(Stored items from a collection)
# # # #

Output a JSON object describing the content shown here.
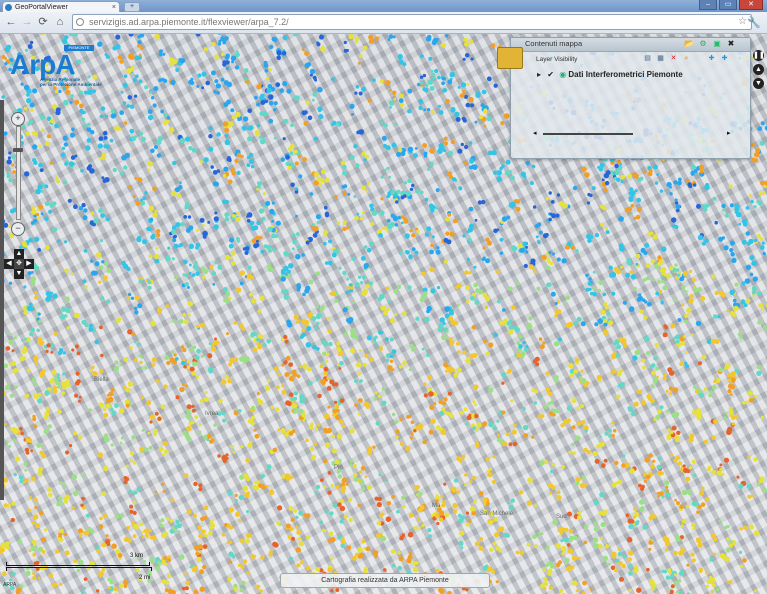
{
  "browser": {
    "tab_title": "GeoPortalViewer",
    "tab_close": "×",
    "new_tab": "+",
    "url": "servizigis.ad.arpa.piemonte.it/flexviewer/arpa_7.2/",
    "window_buttons": [
      "–",
      "▭",
      "✕"
    ]
  },
  "logo": {
    "text": "ArpA",
    "region": "PIEMONTE",
    "subtitle_lines": [
      "Agenzia Regionale",
      "per la Protezione Ambientale"
    ]
  },
  "map_labels": [
    "Biella",
    "Ivrea",
    "San Michele",
    "Sud",
    "Ma",
    "Pin"
  ],
  "panel": {
    "title": "Contenuti mappa",
    "layer_visibility_label": "Layer Visibility",
    "layer": {
      "name": "Dati Interferometrici Piemonte",
      "checked": true,
      "expand_glyph": "▸",
      "check_glyph": "✔"
    },
    "slider_left": "◂",
    "slider_right": "▸"
  },
  "zoom": {
    "plus": "+",
    "minus": "−"
  },
  "scale": {
    "top_label": "3 km",
    "bottom_label": "2 mi"
  },
  "credit": "Cartografia realizzata da ARPA Piemonte",
  "corner_text": "ARPA",
  "colors": {
    "accent": "#1c7dd0",
    "points": [
      "#2aa6ef",
      "#34c4e6",
      "#62d8c7",
      "#9be087",
      "#e6e13c",
      "#f3c82e",
      "#f29f26",
      "#e6642b",
      "#2866d8"
    ]
  }
}
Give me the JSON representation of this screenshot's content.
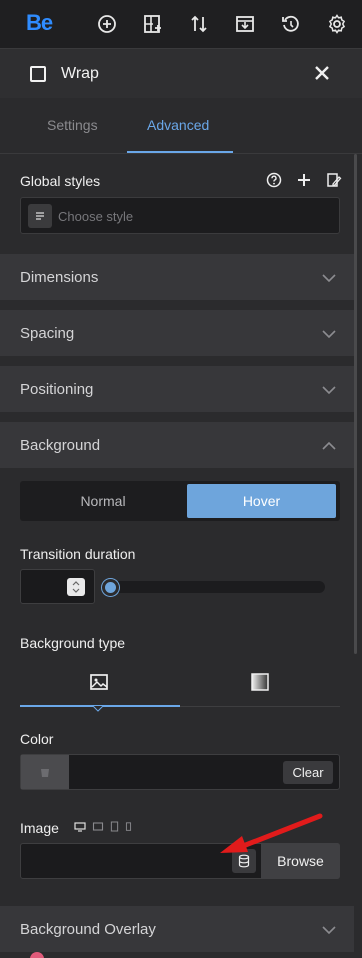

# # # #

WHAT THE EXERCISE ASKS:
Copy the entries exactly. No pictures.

ANSWER TO THE EXERCISE:
Output a JSON object describing the content shown here.
{
  "browser": {
    "tab_title": "GeoPortalViewer",
    "tab_close": "×",
    "new_tab": "+",
    "url": "servizigis.ad.arpa.piemonte.it/flexviewer/arpa_7.2/",
    "window_buttons": [
      "–",
      "▭",
      "✕"
    ]
  },
  "logo": {
    "text": "ArpA",
    "region": "PIEMONTE",
    "subtitle_lines": [
      "Agenzia Regionale",
      "per la Protezione Ambientale"
    ]
  },
  "map_labels": [
    "Biella",
    "Ivrea",
    "San Michele",
    "Sud",
    "Ma",
    "Pin"
  ],
  "panel": {
    "title": "Contenuti mappa",
    "layer_visibility_label": "Layer Visibility",
    "layer": {
      "name": "Dati Interferometrici Piemonte",
      "checked": true,
      "expand_glyph": "▸",
      "check_glyph": "✔"
    },
    "slider_left": "◂",
    "slider_right": "▸"
  },
  "zoom": {
    "plus": "+",
    "minus": "−"
  },
  "scale": {
    "top_label": "3 km",
    "bottom_label": "2 mi"
  },
  "credit": "Cartografia realizzata da ARPA Piemonte",
  "corner_text": "ARPA",
  "colors": {
    "accent": "#1c7dd0",
    "points": [
      "#2aa6ef",
      "#34c4e6",
      "#62d8c7",
      "#9be087",
      "#e6e13c",
      "#f3c82e",
      "#f29f26",
      "#e6642b",
      "#2866d8"
    ]
  }
}
Give me the JSON representation of this screenshot's content.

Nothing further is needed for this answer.